By February 1965, new weapons began to be issued to troops in Borneo, such as the American Claymore anti-personnel mine. British forces also received the AR-15 Armalite 5.56 rifle, to replace the 9mm SMG, and eventually most of the SLRs used in the jungle. This rifle was actually recieved by the British in Borneo before the Americans in Vietnam. The American M-79 40mm grenade launcher was also introduced as an improvement on the British version, the Energa.
As they were so thoroughly planned and executed by such well-trained and experienced troops, Claret Operations succeeded in their objective to push back Indonesian forces from the border to the extent of 10' 000 yards or more by the time they were ceased, after the coup by a General Suharto that deposed Sukarno as Indonesia's president. Despite the halt of Claret Operations, incursions by Indonesians continued, although secretly Suharto was seeking peace. The British only crossed the border to give warning of enemy raids from this point on - but on the 28th of May cross-border activity ceased, and the official end to the Confrontation came on the 11th of August.
The brunt of the campaign in Borneo was borne by the eight Gurkha battalions and two Commandos (formations identical to battalions in all but name) of the Royal Marines, 40 and 42 Commando, although army infantry battalions also served. Between December 1962 and September 1966, the Gurkhas lost 43 killed and 87 wounded, the two Commandos 16 killed and 20 wounded between them. The total for all 15 infantry battalions is 16 killed and 51 wounded.
The fact that these operations remained secret from the British public until the mid-1980s speaks volumes for the integrity of the soldiers involved - a massive contrast to those who run to the press as quickly as possible to sell stories of top secret missions behind enemy lines. The men involved were proud to serve their country, and never contemplated revealing what they were doing or had, even to their loved ones and even years after the events. It was the government who decided to release the details of these operations - otherwise they might yet remain a secret to those who weren't there.

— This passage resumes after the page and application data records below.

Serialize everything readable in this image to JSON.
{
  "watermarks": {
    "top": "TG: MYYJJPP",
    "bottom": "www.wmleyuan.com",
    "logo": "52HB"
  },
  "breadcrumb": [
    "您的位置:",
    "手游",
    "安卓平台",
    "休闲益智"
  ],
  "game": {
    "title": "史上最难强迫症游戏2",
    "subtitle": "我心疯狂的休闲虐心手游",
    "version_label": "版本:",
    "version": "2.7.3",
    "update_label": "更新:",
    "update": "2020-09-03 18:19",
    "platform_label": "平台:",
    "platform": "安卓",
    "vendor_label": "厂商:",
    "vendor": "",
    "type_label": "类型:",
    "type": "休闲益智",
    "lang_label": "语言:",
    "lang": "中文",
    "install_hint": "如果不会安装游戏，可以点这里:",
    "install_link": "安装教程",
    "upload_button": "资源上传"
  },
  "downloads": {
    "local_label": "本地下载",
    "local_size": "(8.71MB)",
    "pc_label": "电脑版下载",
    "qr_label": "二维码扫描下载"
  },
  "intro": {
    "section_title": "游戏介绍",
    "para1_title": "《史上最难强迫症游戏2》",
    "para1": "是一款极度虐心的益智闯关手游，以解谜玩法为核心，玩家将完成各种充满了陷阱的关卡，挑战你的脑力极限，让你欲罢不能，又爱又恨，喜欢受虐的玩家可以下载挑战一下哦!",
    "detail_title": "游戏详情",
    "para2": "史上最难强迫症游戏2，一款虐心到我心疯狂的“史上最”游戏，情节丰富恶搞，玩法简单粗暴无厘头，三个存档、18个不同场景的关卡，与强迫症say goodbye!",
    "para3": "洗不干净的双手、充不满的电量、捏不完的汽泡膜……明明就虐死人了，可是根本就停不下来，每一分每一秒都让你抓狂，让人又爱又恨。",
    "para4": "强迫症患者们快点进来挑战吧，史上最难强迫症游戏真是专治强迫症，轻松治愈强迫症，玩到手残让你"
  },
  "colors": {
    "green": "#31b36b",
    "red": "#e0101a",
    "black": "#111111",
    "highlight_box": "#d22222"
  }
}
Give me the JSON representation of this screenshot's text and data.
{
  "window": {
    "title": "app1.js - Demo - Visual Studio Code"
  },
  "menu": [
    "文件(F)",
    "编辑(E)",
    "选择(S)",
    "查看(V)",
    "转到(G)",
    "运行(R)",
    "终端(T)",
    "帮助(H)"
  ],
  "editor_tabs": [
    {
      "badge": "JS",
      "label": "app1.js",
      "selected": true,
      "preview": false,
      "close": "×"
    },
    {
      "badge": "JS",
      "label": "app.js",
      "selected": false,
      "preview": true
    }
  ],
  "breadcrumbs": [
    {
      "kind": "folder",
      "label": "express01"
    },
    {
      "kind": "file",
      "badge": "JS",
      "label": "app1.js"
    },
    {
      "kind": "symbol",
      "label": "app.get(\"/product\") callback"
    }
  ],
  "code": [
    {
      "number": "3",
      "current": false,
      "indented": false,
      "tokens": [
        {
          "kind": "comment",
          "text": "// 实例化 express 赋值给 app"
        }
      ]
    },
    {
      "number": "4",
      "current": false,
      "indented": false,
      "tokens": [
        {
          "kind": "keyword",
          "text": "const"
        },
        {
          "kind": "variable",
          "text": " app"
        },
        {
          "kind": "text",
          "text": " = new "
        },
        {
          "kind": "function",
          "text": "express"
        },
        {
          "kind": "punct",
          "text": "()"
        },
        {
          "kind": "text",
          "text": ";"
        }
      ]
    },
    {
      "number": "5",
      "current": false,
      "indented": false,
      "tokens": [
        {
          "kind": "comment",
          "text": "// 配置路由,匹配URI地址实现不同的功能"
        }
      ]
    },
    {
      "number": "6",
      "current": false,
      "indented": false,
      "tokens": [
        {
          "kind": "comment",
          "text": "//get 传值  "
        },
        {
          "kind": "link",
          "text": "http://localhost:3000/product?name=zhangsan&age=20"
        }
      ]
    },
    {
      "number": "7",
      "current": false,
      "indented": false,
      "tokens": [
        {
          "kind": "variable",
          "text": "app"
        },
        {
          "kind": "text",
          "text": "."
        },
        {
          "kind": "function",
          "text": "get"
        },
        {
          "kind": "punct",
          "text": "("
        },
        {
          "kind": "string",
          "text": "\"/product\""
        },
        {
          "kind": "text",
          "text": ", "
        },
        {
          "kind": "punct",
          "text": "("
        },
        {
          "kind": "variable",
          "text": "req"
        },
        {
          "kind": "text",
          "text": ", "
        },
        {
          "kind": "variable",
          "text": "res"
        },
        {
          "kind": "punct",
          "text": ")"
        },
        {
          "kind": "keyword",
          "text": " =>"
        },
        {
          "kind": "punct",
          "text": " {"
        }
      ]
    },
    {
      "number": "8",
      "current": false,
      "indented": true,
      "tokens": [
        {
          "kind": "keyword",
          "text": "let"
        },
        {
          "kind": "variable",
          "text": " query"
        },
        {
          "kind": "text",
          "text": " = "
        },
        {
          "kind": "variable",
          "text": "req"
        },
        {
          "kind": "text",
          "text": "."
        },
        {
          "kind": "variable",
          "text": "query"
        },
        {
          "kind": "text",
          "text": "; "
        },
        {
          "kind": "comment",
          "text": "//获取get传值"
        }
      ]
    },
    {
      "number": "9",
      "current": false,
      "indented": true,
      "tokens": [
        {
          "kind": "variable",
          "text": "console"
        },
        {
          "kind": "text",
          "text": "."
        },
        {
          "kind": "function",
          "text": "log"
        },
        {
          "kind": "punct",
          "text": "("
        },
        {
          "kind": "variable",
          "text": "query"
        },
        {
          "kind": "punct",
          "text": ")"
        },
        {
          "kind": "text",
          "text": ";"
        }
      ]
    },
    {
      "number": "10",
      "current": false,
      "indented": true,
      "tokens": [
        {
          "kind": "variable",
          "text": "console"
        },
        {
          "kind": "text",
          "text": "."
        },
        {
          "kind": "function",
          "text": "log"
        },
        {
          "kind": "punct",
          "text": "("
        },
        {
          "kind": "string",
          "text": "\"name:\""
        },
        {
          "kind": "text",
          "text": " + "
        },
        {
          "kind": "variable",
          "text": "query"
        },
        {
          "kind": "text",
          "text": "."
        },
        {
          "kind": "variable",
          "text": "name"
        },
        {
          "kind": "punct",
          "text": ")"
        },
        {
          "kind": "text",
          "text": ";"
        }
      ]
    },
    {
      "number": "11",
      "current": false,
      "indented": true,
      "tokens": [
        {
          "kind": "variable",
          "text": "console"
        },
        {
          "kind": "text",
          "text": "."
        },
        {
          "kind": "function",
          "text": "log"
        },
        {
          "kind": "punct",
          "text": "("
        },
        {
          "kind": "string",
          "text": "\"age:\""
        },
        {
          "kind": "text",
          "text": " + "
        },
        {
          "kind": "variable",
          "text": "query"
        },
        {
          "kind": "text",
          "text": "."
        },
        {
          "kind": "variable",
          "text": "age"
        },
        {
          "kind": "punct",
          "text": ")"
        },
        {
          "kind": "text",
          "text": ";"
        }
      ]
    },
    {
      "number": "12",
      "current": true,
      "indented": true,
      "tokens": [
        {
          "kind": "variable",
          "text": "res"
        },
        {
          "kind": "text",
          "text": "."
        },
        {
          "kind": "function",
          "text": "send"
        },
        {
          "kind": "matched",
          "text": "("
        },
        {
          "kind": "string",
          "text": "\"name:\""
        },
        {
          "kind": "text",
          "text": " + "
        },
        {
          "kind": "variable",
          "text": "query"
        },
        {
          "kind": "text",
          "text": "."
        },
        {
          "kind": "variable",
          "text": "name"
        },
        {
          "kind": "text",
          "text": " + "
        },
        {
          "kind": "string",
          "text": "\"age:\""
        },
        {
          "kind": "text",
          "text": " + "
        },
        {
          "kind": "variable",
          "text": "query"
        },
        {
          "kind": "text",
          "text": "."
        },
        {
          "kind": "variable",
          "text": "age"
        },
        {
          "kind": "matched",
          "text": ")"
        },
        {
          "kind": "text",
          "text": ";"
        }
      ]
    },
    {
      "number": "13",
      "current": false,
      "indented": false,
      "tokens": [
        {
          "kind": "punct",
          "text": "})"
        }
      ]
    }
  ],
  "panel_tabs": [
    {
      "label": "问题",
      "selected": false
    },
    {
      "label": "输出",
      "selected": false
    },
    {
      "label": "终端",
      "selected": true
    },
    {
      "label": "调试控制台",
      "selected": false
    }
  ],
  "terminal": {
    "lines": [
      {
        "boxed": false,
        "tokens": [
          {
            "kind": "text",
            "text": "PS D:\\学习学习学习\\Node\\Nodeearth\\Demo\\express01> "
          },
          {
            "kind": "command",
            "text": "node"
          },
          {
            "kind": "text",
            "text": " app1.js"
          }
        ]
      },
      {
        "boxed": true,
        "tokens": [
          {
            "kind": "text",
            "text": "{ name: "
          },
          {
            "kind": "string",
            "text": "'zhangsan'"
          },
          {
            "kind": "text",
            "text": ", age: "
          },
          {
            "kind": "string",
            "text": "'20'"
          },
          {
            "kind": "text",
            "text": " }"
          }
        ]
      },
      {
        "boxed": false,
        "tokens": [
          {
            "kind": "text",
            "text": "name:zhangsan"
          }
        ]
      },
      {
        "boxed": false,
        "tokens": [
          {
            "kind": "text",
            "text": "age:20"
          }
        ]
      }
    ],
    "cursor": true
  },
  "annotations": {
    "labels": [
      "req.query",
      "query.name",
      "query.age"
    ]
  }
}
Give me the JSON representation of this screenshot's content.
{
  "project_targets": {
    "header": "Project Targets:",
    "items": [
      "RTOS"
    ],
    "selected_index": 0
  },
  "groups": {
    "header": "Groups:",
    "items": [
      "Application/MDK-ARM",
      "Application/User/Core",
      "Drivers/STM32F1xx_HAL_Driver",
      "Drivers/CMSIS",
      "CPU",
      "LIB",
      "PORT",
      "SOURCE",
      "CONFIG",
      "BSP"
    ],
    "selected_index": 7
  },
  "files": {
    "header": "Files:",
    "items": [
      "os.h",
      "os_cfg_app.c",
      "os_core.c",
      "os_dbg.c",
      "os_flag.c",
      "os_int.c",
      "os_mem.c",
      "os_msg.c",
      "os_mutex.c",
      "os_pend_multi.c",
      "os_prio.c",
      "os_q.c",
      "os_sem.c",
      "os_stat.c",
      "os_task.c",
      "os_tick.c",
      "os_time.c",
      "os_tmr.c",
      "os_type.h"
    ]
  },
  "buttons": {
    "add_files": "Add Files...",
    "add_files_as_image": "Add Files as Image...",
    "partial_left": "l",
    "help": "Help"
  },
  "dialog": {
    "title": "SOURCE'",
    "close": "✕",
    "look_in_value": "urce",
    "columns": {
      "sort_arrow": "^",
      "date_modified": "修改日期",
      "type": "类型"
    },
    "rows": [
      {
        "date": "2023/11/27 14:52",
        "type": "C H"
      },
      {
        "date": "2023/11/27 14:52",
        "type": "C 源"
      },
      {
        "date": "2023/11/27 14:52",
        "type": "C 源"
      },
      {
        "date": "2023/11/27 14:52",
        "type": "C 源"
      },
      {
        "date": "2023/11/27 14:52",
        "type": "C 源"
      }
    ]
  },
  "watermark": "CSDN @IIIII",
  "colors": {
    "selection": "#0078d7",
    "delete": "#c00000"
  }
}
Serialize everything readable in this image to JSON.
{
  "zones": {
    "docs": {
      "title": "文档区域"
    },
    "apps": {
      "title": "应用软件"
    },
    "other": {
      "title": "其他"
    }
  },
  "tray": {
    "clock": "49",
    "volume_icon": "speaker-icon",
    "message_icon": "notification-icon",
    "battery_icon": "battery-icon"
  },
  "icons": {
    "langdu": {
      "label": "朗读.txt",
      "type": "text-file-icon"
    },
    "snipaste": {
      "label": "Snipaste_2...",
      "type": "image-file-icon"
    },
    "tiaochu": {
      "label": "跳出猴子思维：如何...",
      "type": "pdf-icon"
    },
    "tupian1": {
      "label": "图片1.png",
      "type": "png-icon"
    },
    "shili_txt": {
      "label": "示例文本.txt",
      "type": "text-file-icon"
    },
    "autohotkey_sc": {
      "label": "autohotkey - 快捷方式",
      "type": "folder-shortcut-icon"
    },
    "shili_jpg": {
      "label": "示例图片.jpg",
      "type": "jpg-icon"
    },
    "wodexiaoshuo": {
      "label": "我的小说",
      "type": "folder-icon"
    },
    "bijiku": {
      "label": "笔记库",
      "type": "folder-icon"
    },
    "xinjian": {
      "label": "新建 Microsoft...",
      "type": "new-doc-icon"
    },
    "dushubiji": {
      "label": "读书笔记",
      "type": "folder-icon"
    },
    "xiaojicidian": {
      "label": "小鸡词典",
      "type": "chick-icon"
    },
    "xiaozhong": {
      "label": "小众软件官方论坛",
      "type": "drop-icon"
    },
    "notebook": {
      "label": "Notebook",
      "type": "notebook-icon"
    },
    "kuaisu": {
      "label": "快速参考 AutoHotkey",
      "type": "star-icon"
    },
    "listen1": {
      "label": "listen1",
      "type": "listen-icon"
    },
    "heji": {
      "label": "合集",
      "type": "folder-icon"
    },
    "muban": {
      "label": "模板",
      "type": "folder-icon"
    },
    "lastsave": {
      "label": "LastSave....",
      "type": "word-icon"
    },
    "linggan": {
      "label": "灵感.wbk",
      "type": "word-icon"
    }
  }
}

1: Gregorian, Raffi: "The Black Cat Strikes Back: Claret Operations during Confrontation 1964-1966", Department of War Studies, King's College London, Extended Essay 1989, cited in Thompson.
Major General (retd.) Thompson, Julian: "The Royal Marines: From Sea Soldiers to a Special Force" (2000)
Ladd, James D.: "By Sea By Land: The Authorised History of the Royal Marine Commandos" (1997)